14er Training: Getting in Shape

Summer is upon us in the Rocky Mountains, which means those stunningly high peaks are starting to call our names once again. Home to an impressive number of 14,000-foot summits, Colorado is great for the adventure-minded and those who want to push themselves physically. As wonderful an experience as making it to the top of can be, it requires good 14er training with serious fitness prep to make sure you don’t suffer an injury or fall victim to altitude sickness.

Why You Need to Prepare

As commonplace as a 14er hike is for Coloradans these days, proper preparation must be a top priority for both novice and advanced hikers. There are plenty of risks when hiking at altitude, from altitude sickness to thinner air requiring a higher level of cardiovascular strength. Add in the rocky trails and wildlife you might encounter and the importance of mitigating as many of the risks as possible is clear. When you prepare properly, you pave the way for a successful hike and a wonderful memory.

Staring your 14er Training: How to Get Ready

Increase Your Cardio

Knowing why you need to prepare is a great foundation, but the why alone won’t cut it – you also need to know how.

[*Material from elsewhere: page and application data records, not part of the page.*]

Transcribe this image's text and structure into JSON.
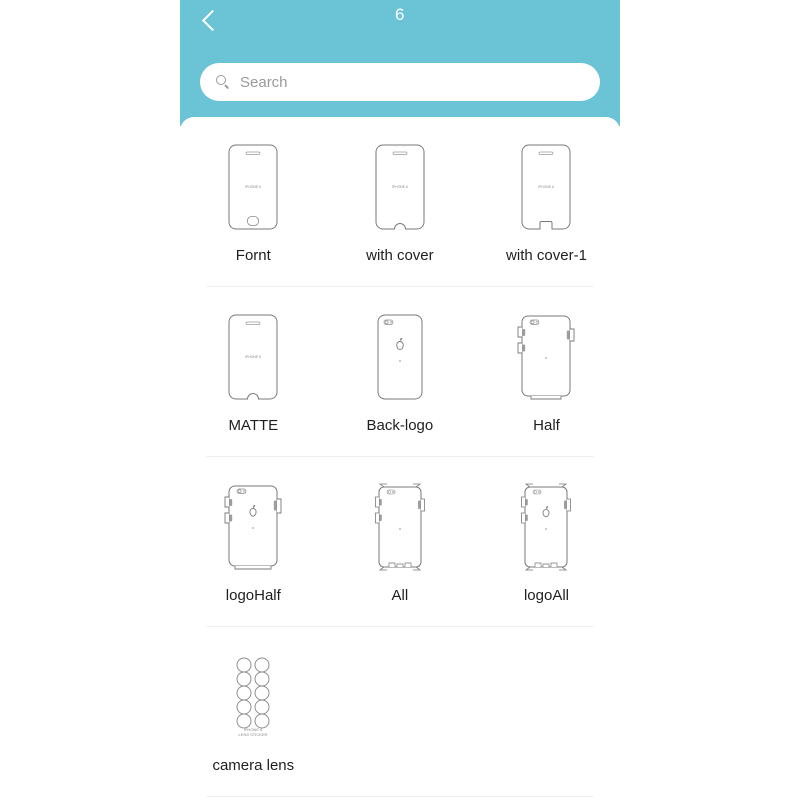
{
  "header": {
    "title": "6",
    "back_icon": "chevron-left-icon",
    "accent_color": "#6ac4d6"
  },
  "search": {
    "icon": "search-icon",
    "placeholder": "Search",
    "value": ""
  },
  "grid": {
    "rows": [
      {
        "items": [
          {
            "label": "Fornt",
            "art": "phone-front",
            "screen_text": "IPHONE 6"
          },
          {
            "label": "with cover",
            "art": "phone-front-notch",
            "screen_text": "IPHONE 6"
          },
          {
            "label": "with cover-1",
            "art": "phone-front-cut",
            "screen_text": "IPHONE 6"
          }
        ]
      },
      {
        "items": [
          {
            "label": "MATTE",
            "art": "phone-front-notch",
            "screen_text": "IPHONE 6"
          },
          {
            "label": "Back-logo",
            "art": "phone-back-logo",
            "screen_text": ""
          },
          {
            "label": "Half",
            "art": "phone-back-half",
            "screen_text": ""
          }
        ]
      },
      {
        "items": [
          {
            "label": "logoHalf",
            "art": "phone-back-logo-half",
            "screen_text": ""
          },
          {
            "label": "All",
            "art": "phone-back-all",
            "screen_text": ""
          },
          {
            "label": "logoAll",
            "art": "phone-back-logo-all",
            "screen_text": ""
          }
        ]
      },
      {
        "items": [
          {
            "label": "camera lens",
            "art": "camera-lens-sheet",
            "screen_text": "IPHONE 6 LENS STICKER"
          }
        ]
      }
    ]
  }
}
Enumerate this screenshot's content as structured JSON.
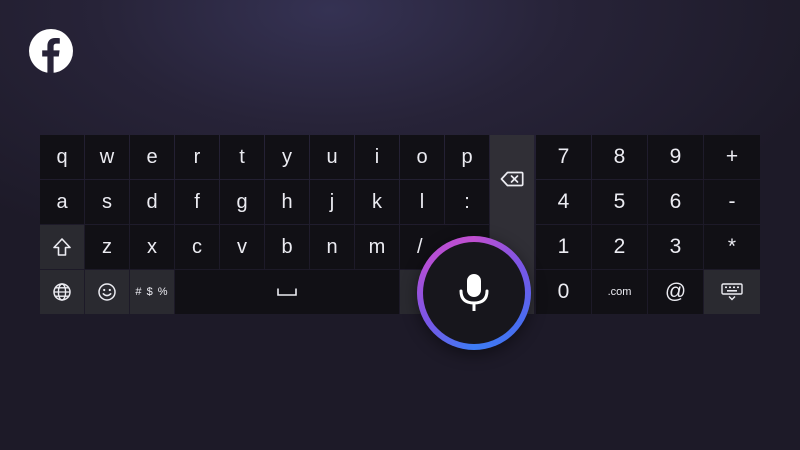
{
  "app": {
    "logo_icon": "facebook-icon"
  },
  "colors": {
    "key_bg": "#111015",
    "special_key_bg": "#2a2a30",
    "background_dark": "#1d1a28",
    "mic_ring_start": "#c04fd0",
    "mic_ring_end": "#3d7cf4"
  },
  "keyboard": {
    "rows": [
      [
        "q",
        "w",
        "e",
        "r",
        "t",
        "y",
        "u",
        "i",
        "o",
        "p"
      ],
      [
        "a",
        "s",
        "d",
        "f",
        "g",
        "h",
        "j",
        "k",
        "l",
        ":"
      ],
      [
        "z",
        "x",
        "c",
        "v",
        "b",
        "n",
        "m",
        "/"
      ]
    ],
    "symbols_label": "# $ %",
    "numpad": {
      "row1": [
        "7",
        "8",
        "9",
        "+"
      ],
      "row2": [
        "4",
        "5",
        "6",
        "-"
      ],
      "row3": [
        "1",
        "2",
        "3",
        "*"
      ],
      "row4": [
        "0",
        ".com",
        "@"
      ]
    },
    "icons": {
      "backspace": "backspace-icon",
      "shift": "shift-icon",
      "language": "globe-icon",
      "emoji": "emoji-icon",
      "space": "space-bar-icon",
      "hide": "keyboard-hide-icon",
      "voice": "microphone-icon"
    }
  }
}
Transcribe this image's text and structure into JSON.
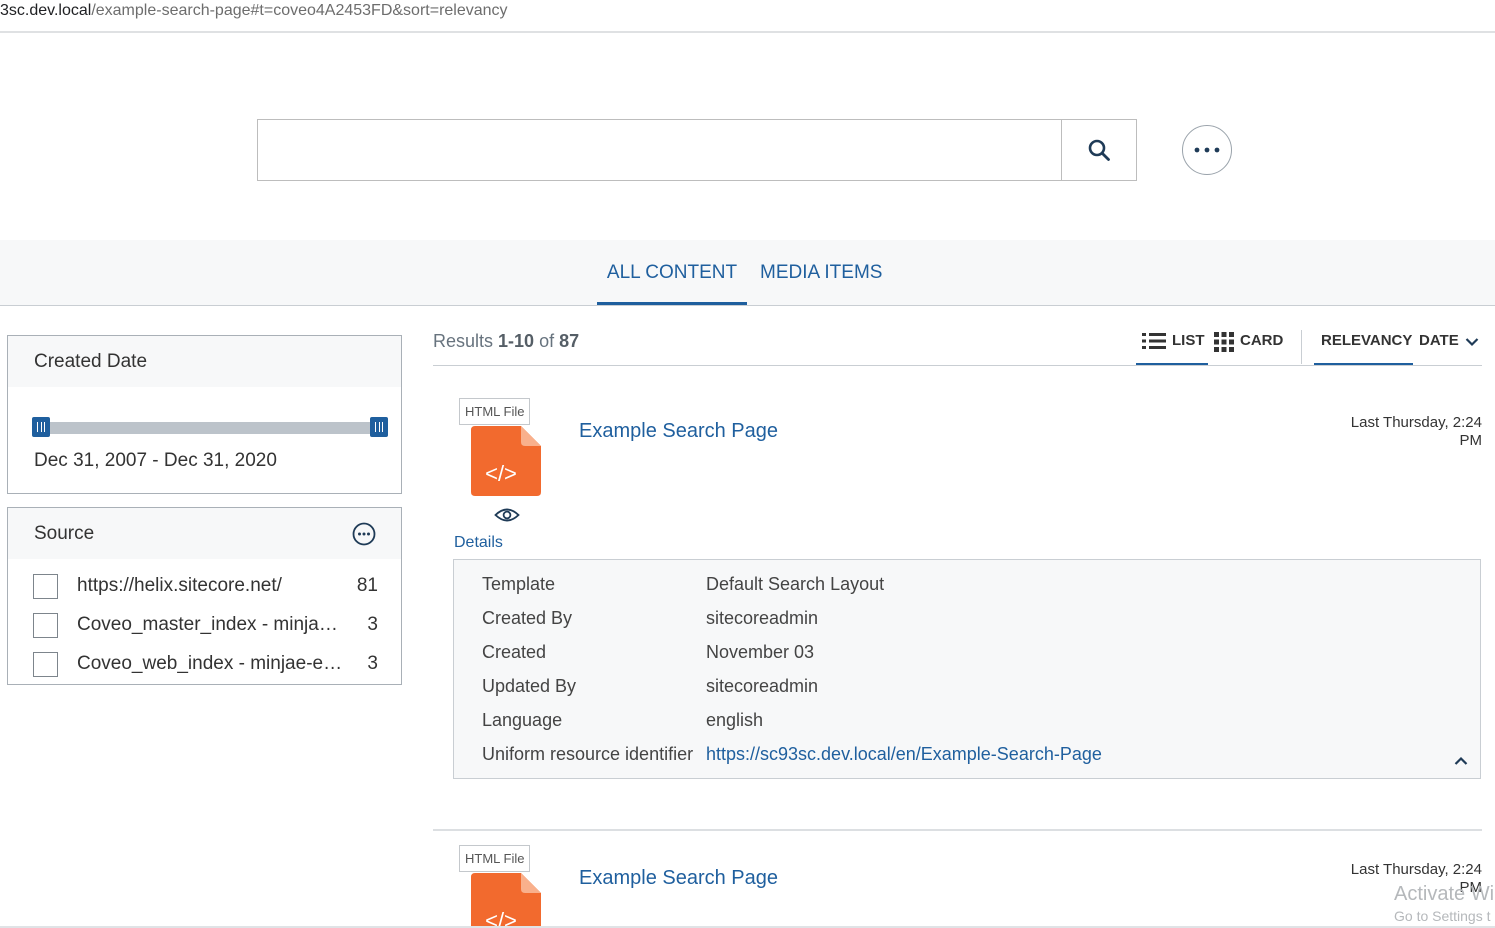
{
  "browser": {
    "url_host": "3sc.dev.local",
    "url_path": "/example-search-page#t=coveo4A2453FD&sort=relevancy"
  },
  "search": {
    "query_value": "",
    "placeholder": ""
  },
  "tabs": [
    {
      "label": "ALL CONTENT",
      "active": true
    },
    {
      "label": "MEDIA ITEMS",
      "active": false
    }
  ],
  "facets": {
    "created_date": {
      "title": "Created Date",
      "range": "Dec 31, 2007 - Dec 31, 2020"
    },
    "source": {
      "title": "Source",
      "items": [
        {
          "label": "https://helix.sitecore.net/",
          "count": "81"
        },
        {
          "label": "Coveo_master_index - minjae-e...",
          "count": "3"
        },
        {
          "label": "Coveo_web_index - minjae-exa...",
          "count": "3"
        }
      ]
    }
  },
  "summary": {
    "prefix": "Results ",
    "first": "1",
    "dash": "-",
    "last": "10",
    "of": " of ",
    "total": "87"
  },
  "layout": {
    "list_label": "LIST",
    "card_label": "CARD",
    "active": "list"
  },
  "sort": {
    "relevancy_label": "RELEVANCY",
    "date_label": "DATE",
    "active": "relevancy"
  },
  "results": [
    {
      "badge": "HTML File",
      "icon_glyph": "</>",
      "title": "Example Search Page",
      "date_line1": "Last Thursday, 2:24",
      "date_line2": "PM",
      "details_label": "Details",
      "fields": [
        {
          "label": "Template",
          "value": "Default Search Layout"
        },
        {
          "label": "Created By",
          "value": "sitecoreadmin"
        },
        {
          "label": "Created",
          "value": "November 03"
        },
        {
          "label": "Updated By",
          "value": "sitecoreadmin"
        },
        {
          "label": "Language",
          "value": "english"
        },
        {
          "label": "Uniform resource identifier",
          "value": "https://sc93sc.dev.local/en/Example-Search-Page"
        }
      ]
    },
    {
      "badge": "HTML File",
      "icon_glyph": "</>",
      "title": "Example Search Page",
      "date_line1": "Last Thursday, 2:24",
      "date_line2": "PM"
    }
  ],
  "watermark": {
    "line1": "Activate Wi",
    "line2": "Go to Settings t"
  },
  "colors": {
    "accent": "#1f5f9e",
    "file_icon": "#f26a2e"
  }
}
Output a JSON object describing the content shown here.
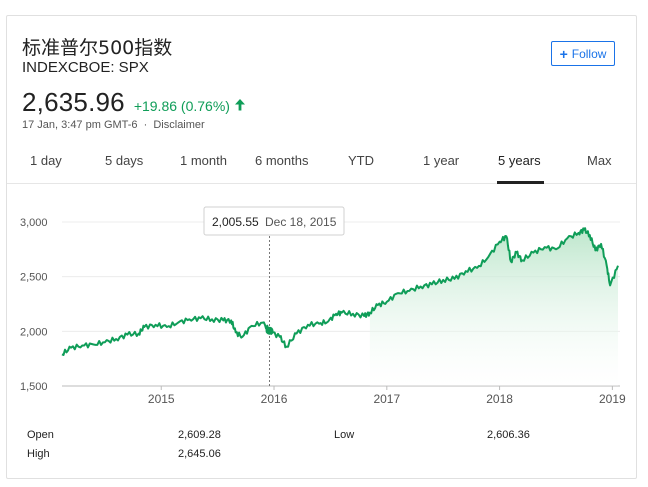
{
  "header": {
    "title": "标准普尔500指数",
    "ticker": "INDEXCBOE: SPX",
    "follow_label": "Follow"
  },
  "quote": {
    "price": "2,635.96",
    "change": "+19.86 (0.76%)",
    "timestamp": "17 Jan, 3:47 pm GMT-6",
    "separator": "·",
    "disclaimer": "Disclaimer"
  },
  "tabs": [
    {
      "label": "1 day"
    },
    {
      "label": "5 days"
    },
    {
      "label": "1 month"
    },
    {
      "label": "6 months"
    },
    {
      "label": "YTD"
    },
    {
      "label": "1 year"
    },
    {
      "label": "5 years",
      "active": true
    },
    {
      "label": "Max"
    }
  ],
  "tooltip": {
    "value": "2,005.55",
    "date": "Dec 18, 2015"
  },
  "stats": {
    "open_label": "Open",
    "open_value": "2,609.28",
    "high_label": "High",
    "high_value": "2,645.06",
    "low_label": "Low",
    "low_value": "2,606.36"
  },
  "colors": {
    "line": "#0f9d58",
    "area_top": "#b7e4c7",
    "accent_blue": "#1a73e8"
  },
  "chart_data": {
    "type": "area",
    "y_tick_labels": [
      "3,000",
      "2,500",
      "2,000",
      "1,500"
    ],
    "y_ticks": [
      3000,
      2500,
      2000,
      1500
    ],
    "ylim": [
      1500,
      3100
    ],
    "x_tick_labels": [
      "2015",
      "2016",
      "2017",
      "2018",
      "2019"
    ],
    "x_ticks": [
      2015,
      2016,
      2017,
      2018,
      2019
    ],
    "xlim": [
      2014.12,
      2019.05
    ],
    "grid": true,
    "series": [
      {
        "x": [
          2014.12,
          2014.2,
          2014.3,
          2014.4,
          2014.5,
          2014.6,
          2014.7,
          2014.8,
          2014.85,
          2014.95,
          2015.05,
          2015.15,
          2015.25,
          2015.35,
          2015.45,
          2015.55,
          2015.62,
          2015.66,
          2015.72,
          2015.8,
          2015.9,
          2015.96,
          2016.05,
          2016.11,
          2016.2,
          2016.3,
          2016.4,
          2016.48,
          2016.55,
          2016.6,
          2016.7,
          2016.8,
          2016.85,
          2016.92,
          2017.0,
          2017.1,
          2017.2,
          2017.3,
          2017.4,
          2017.5,
          2017.6,
          2017.7,
          2017.8,
          2017.9,
          2018.0,
          2018.06,
          2018.1,
          2018.15,
          2018.2,
          2018.3,
          2018.4,
          2018.5,
          2018.6,
          2018.7,
          2018.75,
          2018.8,
          2018.85,
          2018.9,
          2018.95,
          2018.98,
          2019.05
        ],
        "y": [
          1790,
          1850,
          1870,
          1880,
          1900,
          1930,
          1970,
          1980,
          2040,
          2060,
          2040,
          2080,
          2110,
          2120,
          2110,
          2100,
          2100,
          1990,
          1950,
          2050,
          2080,
          2005,
          1950,
          1860,
          1980,
          2060,
          2070,
          2090,
          2160,
          2170,
          2160,
          2140,
          2170,
          2240,
          2270,
          2350,
          2370,
          2410,
          2430,
          2470,
          2480,
          2550,
          2580,
          2680,
          2820,
          2870,
          2640,
          2720,
          2650,
          2720,
          2770,
          2750,
          2850,
          2900,
          2930,
          2880,
          2740,
          2800,
          2600,
          2420,
          2600
        ]
      }
    ]
  }
}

To begin your 14er training, start by incorporating more cardio into your routine. If you are new to running, start doing 30 minutes twice a week and work your way up to 45 minutes. Remember that walking is completely ok as you begin your cardio fitness journey.

As you progress, continue increasing your distance in walking/running and start to incorporate interval training.

Eventually, carry a pack with about 10-15 pounds on all your cardio exercises to simulate the added weight of your day pack when the time to hike arrives.

Start Hiking More

If you don’t already, take some time on the weekend to go on shorter hikes at slightly higher elevations and work your way up to even higher elevations and longer hikes as you feel comfortable.

Before you tackle that 14er, try mastering a 6-8 hour hike at a slightly lower elevation (11,000 – 13,000 ft.) first. This will give you a pretty good idea of what you’re in for and whether or not you’re truly ready for the rigors of the 14er.

 

Include Strength Training

Don’t be fooled – as much demand as a 14er puts on your cardiovascular system, it’s also important to incorporate strength training into your preparation plan. As reported by the Coloradan, using functional exercises in your 14er training to simulate the conditions you’ll be facing on your hike is one of the best ways to make sure your other muscles (not just your heart!) are ready for the heights, too.

Lunges using unstable surfaces, lower back extensions, leg-to-leg jumps and circuit training will help your body prepare for the varying conditions of a high-altitude Rocky Mountain trail.

If you approach your 14er training with heart health and holistic body conditioning in mind, you’ll be ready to tackle those trails and take in the awe-inspiring summit sights without gasping for air or giving up before reaching the top.

How to Use This Information

As with any physical activity, it is important to consult your physician before entering into a rigorous training program.  Knowing how to best prepare for your hike is an important step in having the best experience possible and taking your heart health to the next level. If you’re not sure where to start, Take a look at our class calendar or call us at 303-744-1065.

Happy hiking! What peaks are on your Rocky Mountain bucket list and how are you training for them?